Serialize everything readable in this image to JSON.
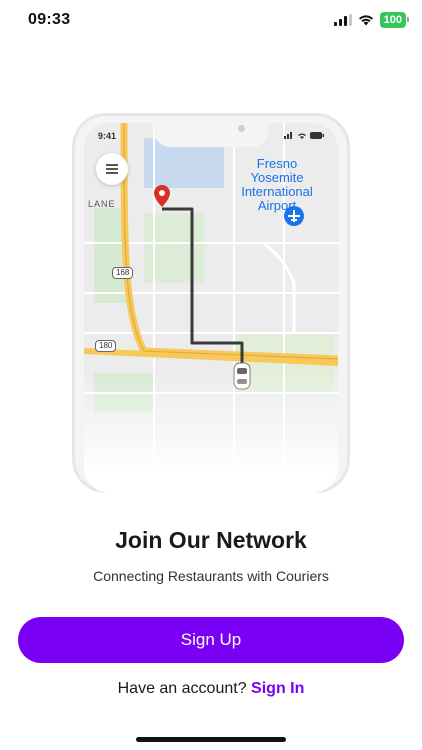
{
  "status_bar": {
    "time": "09:33",
    "battery": "100"
  },
  "illustration": {
    "phone_time": "9:41",
    "map_labels": {
      "airport": "Fresno\nYosemite\nInternational\nAirport",
      "lane": "LANE",
      "hwy_168": "168",
      "hwy_180": "180"
    }
  },
  "content": {
    "title": "Join Our Network",
    "subtitle": "Connecting Restaurants with Couriers",
    "signup_label": "Sign Up",
    "account_prompt": "Have an account?",
    "signin_label": "Sign In"
  },
  "colors": {
    "accent": "#7a00f5",
    "battery": "#34c759",
    "map_route": "#3a3a3a",
    "pin": "#d93025"
  }
}
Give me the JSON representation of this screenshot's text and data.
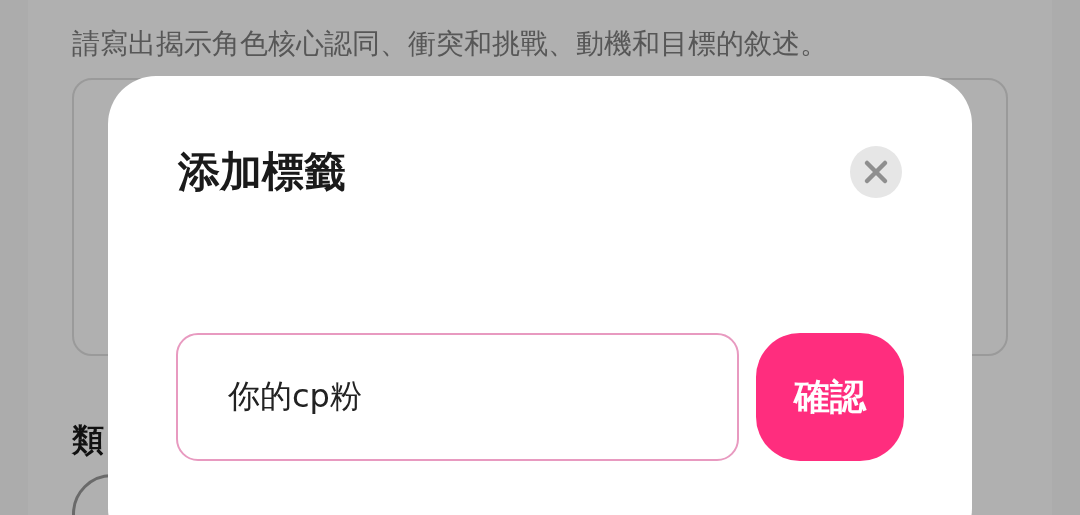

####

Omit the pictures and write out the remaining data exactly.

Serialize everything readable in this image to JSON.
{
  "status_bar": {
    "time": "09:33",
    "battery": "100"
  },
  "illustration": {
    "phone_time": "9:41",
    "map_labels": {
      "airport": "Fresno\nYosemite\nInternational\nAirport",
      "lane": "LANE",
      "hwy_168": "168",
      "hwy_180": "180"
    }
  },
  "content": {
    "title": "Join Our Network",
    "subtitle": "Connecting Restaurants with Couriers",
    "signup_label": "Sign Up",
    "account_prompt": "Have an account?",
    "signin_label": "Sign In"
  },
  "colors": {
    "accent": "#7a00f5",
    "battery": "#34c759",
    "map_route": "#3a3a3a",
    "pin": "#d93025"
  }
}
Give me the JSON representation of this screenshot's text and data.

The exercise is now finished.